Eight years later, Raynell plays in her newly planted garden. Troy has died from a heart attack. Cory returns home from the Marines to attend Troy's funeral. Lyons and Bono join Rose too. Cory refuses to attend. Rose teaches Cory that not attending Troy's funeral does not make Cory a man. Raynell and Cory sing one of Troy's father's blues songs. Gabriel turns up, released or escaped from the mental hospital. Gabe blows his trumpet but no sound comes out. He tries again but the trumpet will not play. Disappointed and hurt, Gabriel dances. He makes a cry and the Heavens open wide. He says, "That's the way that goes," and the play ends. Character List Troy Maxson - The protagonist of Fences, a fifty-three year-old, African American man who works for the sanitation department, lifting garbage into trucks. Troy is also a former baseball star in the Negro Leagues. Troy's athletic ability diminished before the Major Leagues accepted blacks. Hard-working, strong and prone to telling compelling, fanciful stories and twisting the truth, Troy is the family breadwinner and plays the dominant role in his over thirty-year friendship with fellow sanitation worker, Jim Bono. Troy's character is the centerpiece that all of the other relationships in Fences gather around. Troy is husband to Rose, father to Lyons, Cory, and Raynell, and brother to Gabriel. Troy is a tragic-hero who has excessive pride for his breadwinning role. Troy's years of hard work for only meager progress depress him. Troy often fails to provide the love and support that would mean the most to his loved ones. Cory Maxson - The teenage son of Troy and Rose Maxson. A senior in high school, Cory gets good grades and college recruiters are coming to see him play football. Cory is a respectful son, compassionate nephew to his disabled Uncle Gabriel, and generally, a giving and enthusiastic person. An ambitious young man who has the talent and determination to realize his dreams, Cory comes of age during the course of the play when he challenges and confronts Troy and leaves home.

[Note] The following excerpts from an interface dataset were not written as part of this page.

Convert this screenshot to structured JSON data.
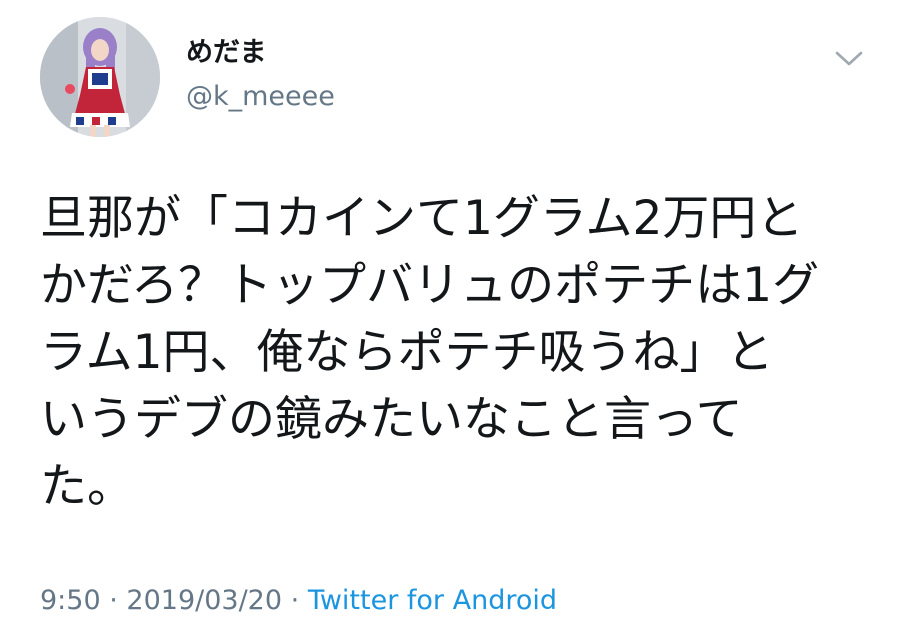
{
  "user": {
    "display_name": "めだま",
    "handle": "@k_meeee",
    "avatar_icon": "user-avatar"
  },
  "tweet": {
    "lines": [
      "旦那が「コカインて1グラム2万円と",
      "かだろ？トップバリュのポテチは1グ",
      "ラム1円、俺ならポテチ吸うね」と",
      "いうデブの鏡みたいなこと言って",
      "た。"
    ]
  },
  "meta": {
    "time": "9:50",
    "separator": "·",
    "date": "2019/03/20",
    "source": "Twitter for Android"
  },
  "icons": {
    "menu": "chevron-down-icon"
  },
  "colors": {
    "text": "#14171a",
    "secondary": "#657786",
    "link": "#1b95e0",
    "background": "#ffffff"
  }
}
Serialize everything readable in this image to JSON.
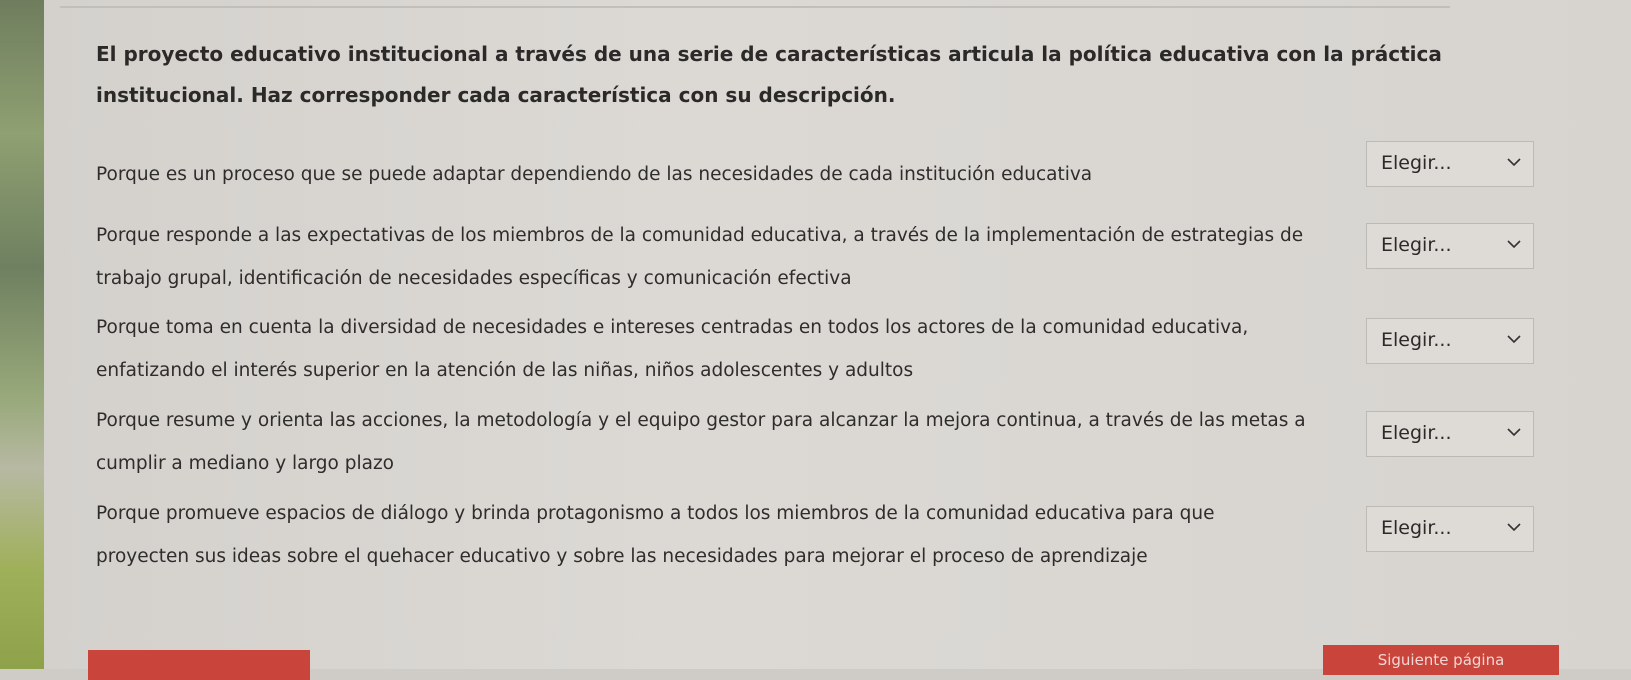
{
  "question": {
    "line1": "El proyecto educativo institucional a través de una serie de características articula la política educativa con la práctica",
    "line2": "institucional.  Haz corresponder cada característica con su descripción."
  },
  "items": [
    {
      "line1": "Porque es un proceso que se puede adaptar dependiendo de las necesidades de cada institución educativa",
      "line2": "",
      "select": "Elegir..."
    },
    {
      "line1": "Porque responde a las expectativas de los miembros de la comunidad educativa, a través de la implementación de estrategias de",
      "line2": "trabajo grupal, identificación de necesidades específicas y comunicación efectiva",
      "select": "Elegir..."
    },
    {
      "line1": "Porque toma en cuenta la diversidad de necesidades e intereses centradas en todos los actores de la comunidad educativa,",
      "line2": "enfatizando el interés superior en la atención de las niñas, niños adolescentes y adultos",
      "select": "Elegir..."
    },
    {
      "line1": "Porque resume y orienta las acciones, la metodología y el equipo gestor para alcanzar la mejora continua, a través de las metas a",
      "line2": "cumplir a mediano y largo plazo",
      "select": "Elegir..."
    },
    {
      "line1": "Porque promueve espacios de diálogo y brinda protagonismo a todos los miembros de la comunidad educativa para que",
      "line2": "proyecten sus ideas sobre el quehacer educativo y sobre las necesidades para mejorar el proceso de aprendizaje",
      "select": "Elegir..."
    }
  ],
  "buttons": {
    "next_label": "Siguiente página"
  },
  "colors": {
    "accent": "#c9453c",
    "background": "#d8d5d1"
  }
}
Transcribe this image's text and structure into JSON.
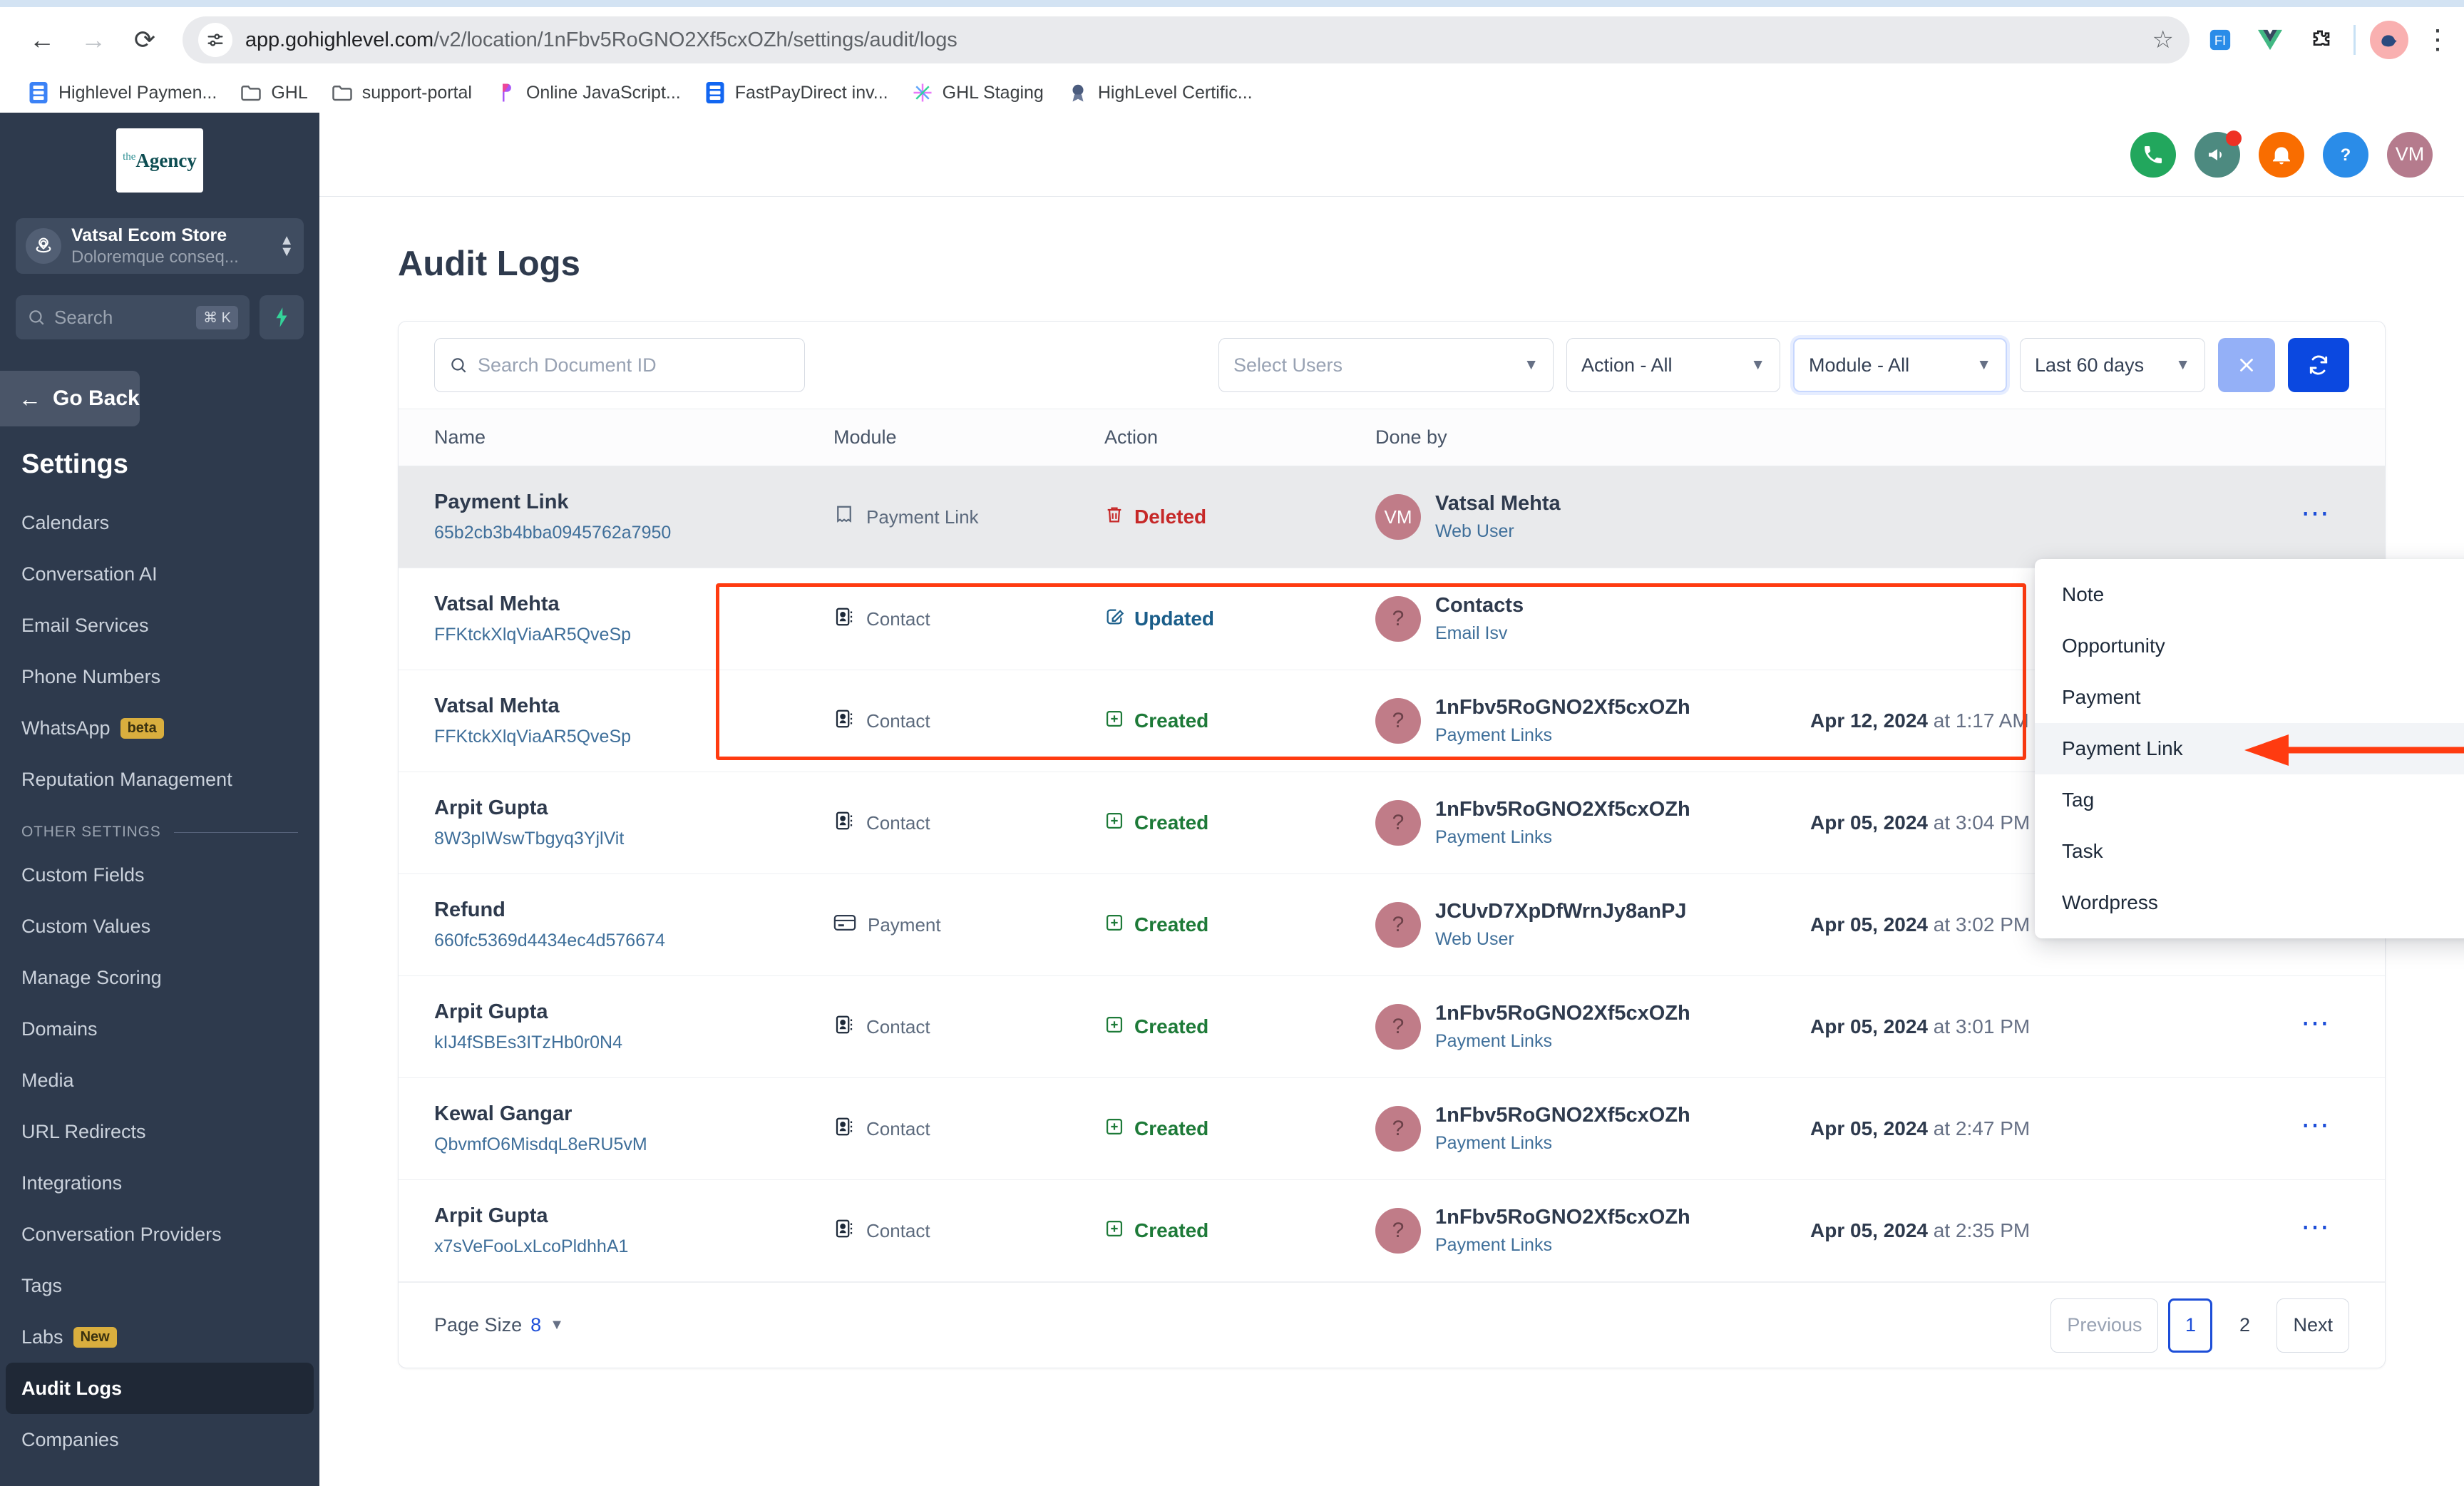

Cory comes home from the Marines in the final scene of the play, attempting to defy Troy by refusing to